## Task goal
Leave out the pictures and copy each record below exactly.

App and web page records:
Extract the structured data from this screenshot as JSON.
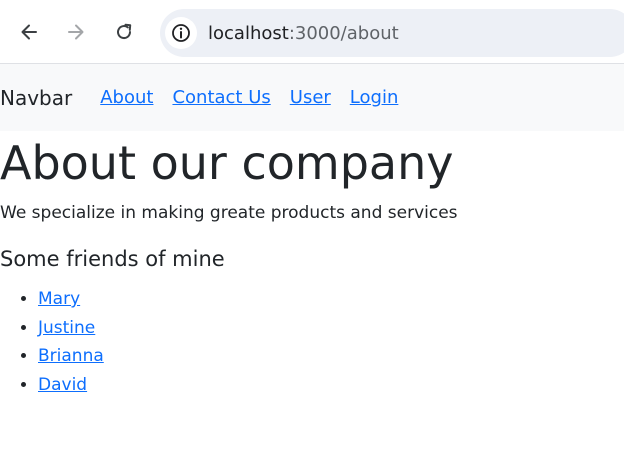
{
  "browser": {
    "url_host": "localhost",
    "url_path": ":3000/about",
    "icons": [
      "back-arrow-icon",
      "forward-arrow-icon",
      "reload-icon",
      "site-info-icon"
    ]
  },
  "navbar": {
    "brand": "Navbar",
    "links": [
      "About",
      "Contact Us",
      "User",
      "Login"
    ]
  },
  "main": {
    "title": "About our company",
    "lead": "We specialize in making greate products and services",
    "friends_heading": "Some friends of mine",
    "friends": [
      "Mary",
      "Justine",
      "Brianna",
      "David"
    ]
  },
  "colors": {
    "link": "#0d6efd",
    "navbar_bg": "#f8f9fa",
    "omnibox_bg": "#edf0f6"
  }
}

## Response to this task
Extract the structured data from this screenshot as JSON.
{
  "browser": {
    "url_host": "localhost",
    "url_path": ":3000/about",
    "icons": [
      "back-arrow-icon",
      "forward-arrow-icon",
      "reload-icon",
      "site-info-icon"
    ]
  },
  "navbar": {
    "brand": "Navbar",
    "links": [
      "About",
      "Contact Us",
      "User",
      "Login"
    ]
  },
  "main": {
    "title": "About our company",
    "lead": "We specialize in making greate products and services",
    "friends_heading": "Some friends of mine",
    "friends": [
      "Mary",
      "Justine",
      "Brianna",
      "David"
    ]
  },
  "colors": {
    "link": "#0d6efd",
    "navbar_bg": "#f8f9fa",
    "omnibox_bg": "#edf0f6"
  }
}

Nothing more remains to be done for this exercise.